The British-Army slang expression Noddy suit denotes a suit of protective clothing, including gloves, overshoes, etc., issued for use in nuclear, biological or chemical attacks and intended for use with a protective mask.
By extension—cf., below, quotation 4—the expression Noddy suit also denotes a suit of protective clothing for use by agricultural employees working with chemical sprays.
The first element of this expression, Noddy, is of uncertain origin. Perhaps, with allusion to the comical appearance of the wearer in the clothing, this first element is Noddy, the name of a toy figure of a boy whose head is fixed in such a way that he nods when he speaks, the central character in a series of stories for young children by the English author Enid Blyton (1897-1968).
The earliest occurrences of the expression Noddy suit that I have found are as follows, in chronological order:
1-: From the British Army Review of December 1972—as quoted in the Oxford English Dictionary (online edition, September 2019):
Whatever chemical warfare comes to mean in tactical terms, there is a good chance that for the individual it will mean living in his Noddy Suit, as the personal protective equipment appears to have been nicknamed, for a considerable time.
2-: From Germ Warfare: Shadow Of The Green Monkey, by Gwynne Dyer, published in The Whig-Standard (Kingston, Ontario, Canada) of Saturday 18th March 1978:
Despite the introduction of new British-designed protective clothing (the so-called “Noddy suit”, of which the U.S. Army has ordered 200,000), NATO troops operating in an area saturated with nerve gas or other chemical agents would be gravely hampered by the extreme discomfort of such gear.
3-: From the caption to the following photograph, in The Gordons in Chester: A weekly look at the life of The Gordon Highlanders based at Saighton, published in the Cheshire Observer (Chester, Cheshire, England) of Friday 3rd November 1978:
This is not a scene from the filming of “Dr. Who”—the strange attire of these “B” Company soldiers is in fact worn as a defensive measure against attack by chemical agents.
This NBC (Nuclear, Biological and Chemical) Suit has been nicknamed the “Noddy Suit” by the soldiers who often experience the difficulties of wearing them during long exercises.
4-: From a letter to the Editor, published in the Spalding Guardian (Spalding, Lincolnshire, England) of Friday 2nd May 1980:
Where is the proof of farmer’s claims?
Sir—I was surprised to see the claims made by a Mr Worth in a recent edition of the Guardian with respect to chemicals, safety and the environment.
Most local people must have seen farm employees working with chemical sprays, but having spoken to several since last week, none of whom have seen anything more protective than ordinary gloves and boots.
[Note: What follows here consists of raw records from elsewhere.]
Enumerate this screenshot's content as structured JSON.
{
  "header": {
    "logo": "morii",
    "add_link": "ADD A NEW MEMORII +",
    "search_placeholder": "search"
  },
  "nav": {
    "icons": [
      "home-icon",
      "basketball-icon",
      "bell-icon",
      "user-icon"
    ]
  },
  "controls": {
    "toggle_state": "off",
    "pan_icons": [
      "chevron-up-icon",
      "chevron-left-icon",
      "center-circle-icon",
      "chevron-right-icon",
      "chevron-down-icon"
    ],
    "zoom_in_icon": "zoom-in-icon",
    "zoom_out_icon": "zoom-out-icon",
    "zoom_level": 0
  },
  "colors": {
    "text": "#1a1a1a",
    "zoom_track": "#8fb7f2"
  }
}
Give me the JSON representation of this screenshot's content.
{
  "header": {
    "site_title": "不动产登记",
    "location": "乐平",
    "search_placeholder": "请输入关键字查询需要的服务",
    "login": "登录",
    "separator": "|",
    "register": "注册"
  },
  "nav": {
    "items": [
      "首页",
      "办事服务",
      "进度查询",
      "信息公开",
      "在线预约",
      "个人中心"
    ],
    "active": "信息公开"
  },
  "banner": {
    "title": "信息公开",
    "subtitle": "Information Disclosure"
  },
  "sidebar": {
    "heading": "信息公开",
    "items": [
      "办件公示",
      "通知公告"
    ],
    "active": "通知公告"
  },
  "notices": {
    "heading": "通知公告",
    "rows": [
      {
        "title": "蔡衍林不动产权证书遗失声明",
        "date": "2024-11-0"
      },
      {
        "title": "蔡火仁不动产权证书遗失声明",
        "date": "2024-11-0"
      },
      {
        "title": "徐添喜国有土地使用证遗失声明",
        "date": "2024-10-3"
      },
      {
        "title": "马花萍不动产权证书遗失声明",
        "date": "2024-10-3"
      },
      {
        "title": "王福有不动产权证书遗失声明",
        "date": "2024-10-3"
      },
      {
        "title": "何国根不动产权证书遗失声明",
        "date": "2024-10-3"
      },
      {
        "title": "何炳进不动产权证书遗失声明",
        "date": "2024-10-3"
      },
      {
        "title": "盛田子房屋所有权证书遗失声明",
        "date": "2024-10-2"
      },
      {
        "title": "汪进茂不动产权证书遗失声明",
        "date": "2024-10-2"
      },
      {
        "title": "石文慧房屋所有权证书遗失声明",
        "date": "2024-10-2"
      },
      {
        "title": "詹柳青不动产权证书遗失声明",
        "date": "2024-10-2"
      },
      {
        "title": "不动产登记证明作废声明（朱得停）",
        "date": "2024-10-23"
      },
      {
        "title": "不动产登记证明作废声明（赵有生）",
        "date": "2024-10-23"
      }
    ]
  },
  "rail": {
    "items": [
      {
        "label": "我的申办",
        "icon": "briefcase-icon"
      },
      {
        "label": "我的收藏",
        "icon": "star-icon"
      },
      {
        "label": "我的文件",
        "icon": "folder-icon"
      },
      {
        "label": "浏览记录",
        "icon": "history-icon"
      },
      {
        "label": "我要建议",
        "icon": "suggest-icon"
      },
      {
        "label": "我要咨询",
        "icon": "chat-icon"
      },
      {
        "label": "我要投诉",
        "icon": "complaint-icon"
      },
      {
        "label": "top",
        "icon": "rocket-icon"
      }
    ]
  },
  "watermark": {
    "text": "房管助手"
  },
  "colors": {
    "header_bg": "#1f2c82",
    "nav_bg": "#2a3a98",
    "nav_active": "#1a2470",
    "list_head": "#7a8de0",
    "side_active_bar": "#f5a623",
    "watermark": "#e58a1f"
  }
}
I doubt whether anyone else has. The “noddy” suit shown in your picture is so elaborate I doubt if many farms have one, let alone enough for their employees.
5-: From the column London Day by Day, by ‘Peterborough’, published in The Daily Telegraph (London, England) of Saturday 23rd August 1980:
Poland : Nato war games go ahead
The Ministry of Defence said yesterday that despite the growing crisis over Poland, “Crusader,” the biggest NATO exercise since D-Day involving about 85,000 troops, would go ahead. Mobilisation of 20,000 Territorial Army reservists for reinforcement of the Rhine Army is due to start on Sept. 1.
Among the TAs they may encounter will be Alasdair Hutton, Conservative Euro-MP. I am relieved to hear that in none of the exercise’s three stages—picturesquely named “Jogtrot,” “Spearpoint” and “Square Leg”—will Hutton need his particular skills in chemical and biological warfare. A Territorial Army spokesman said: “Oh no, there’ll be none of that. I expect he’ll have to get into what the soldiers call a ‘noddy suit’ with a respirator, but only to see if he can eat his breakfast in it.”
6-: From Noddy suit and bounty as Reservists report!, published in the Grantham Journal (Grantham, Lincolnshire, England) of Friday 23rd October 1981:
The vast gymnasium at Prince William of Gloucester barracks assumed a new role this week, and will continue in use next week—as part of the national exercise of keeping Britain’s 45,000 Army Reservists fully kitted and up-to-date.
Certainly former R.E.M.E. corporal, and now Reservist, Matthew Limb, of Cropwell Bishop, had little to worry about when he joined the queue of other Reservists going through the Annual Reporting-centre this week.
But there was a surprise for Matthew, and not only Reservists reporting at Grantham but at other Centres throughout the UK—all were measured for special suits to be worn in the event of nuclear, biological or chemical warfare.
The bulky “Noddy Suit” doesn’t join the Reservists’ kit, which is kept readily available at home, but every Reservist now has a detailed size record for such a suit, should they ever have to go into action.
And instructor Sgt. Brian Towler put Reservist Limb through his paces on getting into the suit, and adjusting the respirator.